Ignoring the pictures, copy the data exactly.

_Supplied information_
####################
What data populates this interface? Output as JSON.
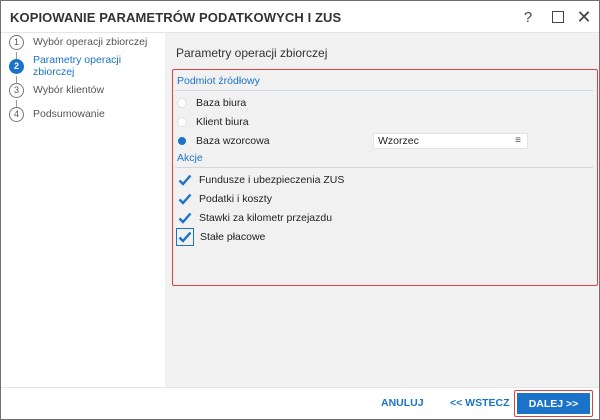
{
  "window": {
    "title": "KOPIOWANIE PARAMETRÓW PODATKOWYCH I ZUS",
    "help_glyph": "?",
    "close_glyph": "✕"
  },
  "steps": [
    {
      "number": "1",
      "label": "Wybór operacji zbiorczej",
      "active": false
    },
    {
      "number": "2",
      "label": "Parametry operacji zbiorczej",
      "active": true
    },
    {
      "number": "3",
      "label": "Wybór klientów",
      "active": false
    },
    {
      "number": "4",
      "label": "Podsumowanie",
      "active": false
    }
  ],
  "content": {
    "title": "Parametry operacji zbiorczej",
    "source_section": {
      "label": "Podmiot źródłowy",
      "options": [
        {
          "label": "Baza biura",
          "selected": false
        },
        {
          "label": "Klient biura",
          "selected": false
        },
        {
          "label": "Baza wzorcowa",
          "selected": true
        }
      ],
      "template_select": {
        "value": "Wzorzec",
        "icon": "menu-icon"
      }
    },
    "actions_section": {
      "label": "Akcje",
      "items": [
        {
          "label": "Fundusze i ubezpieczenia ZUS",
          "checked": true
        },
        {
          "label": "Podatki i koszty",
          "checked": true
        },
        {
          "label": "Stawki za kilometr przejazdu",
          "checked": true
        },
        {
          "label": "Stałe płacowe",
          "checked": true,
          "focused": true
        }
      ]
    }
  },
  "footer": {
    "cancel_label": "ANULUJ",
    "back_label": "<< WSTECZ",
    "next_label": "DALEJ >>"
  },
  "colors": {
    "accent": "#1a73c8",
    "highlight_border": "#d64545",
    "content_bg": "#f1f1f1"
  }
}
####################
_Answer for the task_
What data populates this interface? Output as JSON.
{
  "window": {
    "title": "KOPIOWANIE PARAMETRÓW PODATKOWYCH I ZUS",
    "help_glyph": "?",
    "close_glyph": "✕"
  },
  "steps": [
    {
      "number": "1",
      "label": "Wybór operacji zbiorczej",
      "active": false
    },
    {
      "number": "2",
      "label": "Parametry operacji zbiorczej",
      "active": true
    },
    {
      "number": "3",
      "label": "Wybór klientów",
      "active": false
    },
    {
      "number": "4",
      "label": "Podsumowanie",
      "active": false
    }
  ],
  "content": {
    "title": "Parametry operacji zbiorczej",
    "source_section": {
      "label": "Podmiot źródłowy",
      "options": [
        {
          "label": "Baza biura",
          "selected": false
        },
        {
          "label": "Klient biura",
          "selected": false
        },
        {
          "label": "Baza wzorcowa",
          "selected": true
        }
      ],
      "template_select": {
        "value": "Wzorzec",
        "icon": "menu-icon"
      }
    },
    "actions_section": {
      "label": "Akcje",
      "items": [
        {
          "label": "Fundusze i ubezpieczenia ZUS",
          "checked": true
        },
        {
          "label": "Podatki i koszty",
          "checked": true
        },
        {
          "label": "Stawki za kilometr przejazdu",
          "checked": true
        },
        {
          "label": "Stałe płacowe",
          "checked": true,
          "focused": true
        }
      ]
    }
  },
  "footer": {
    "cancel_label": "ANULUJ",
    "back_label": "<< WSTECZ",
    "next_label": "DALEJ >>"
  },
  "colors": {
    "accent": "#1a73c8",
    "highlight_border": "#d64545",
    "content_bg": "#f1f1f1"
  }
}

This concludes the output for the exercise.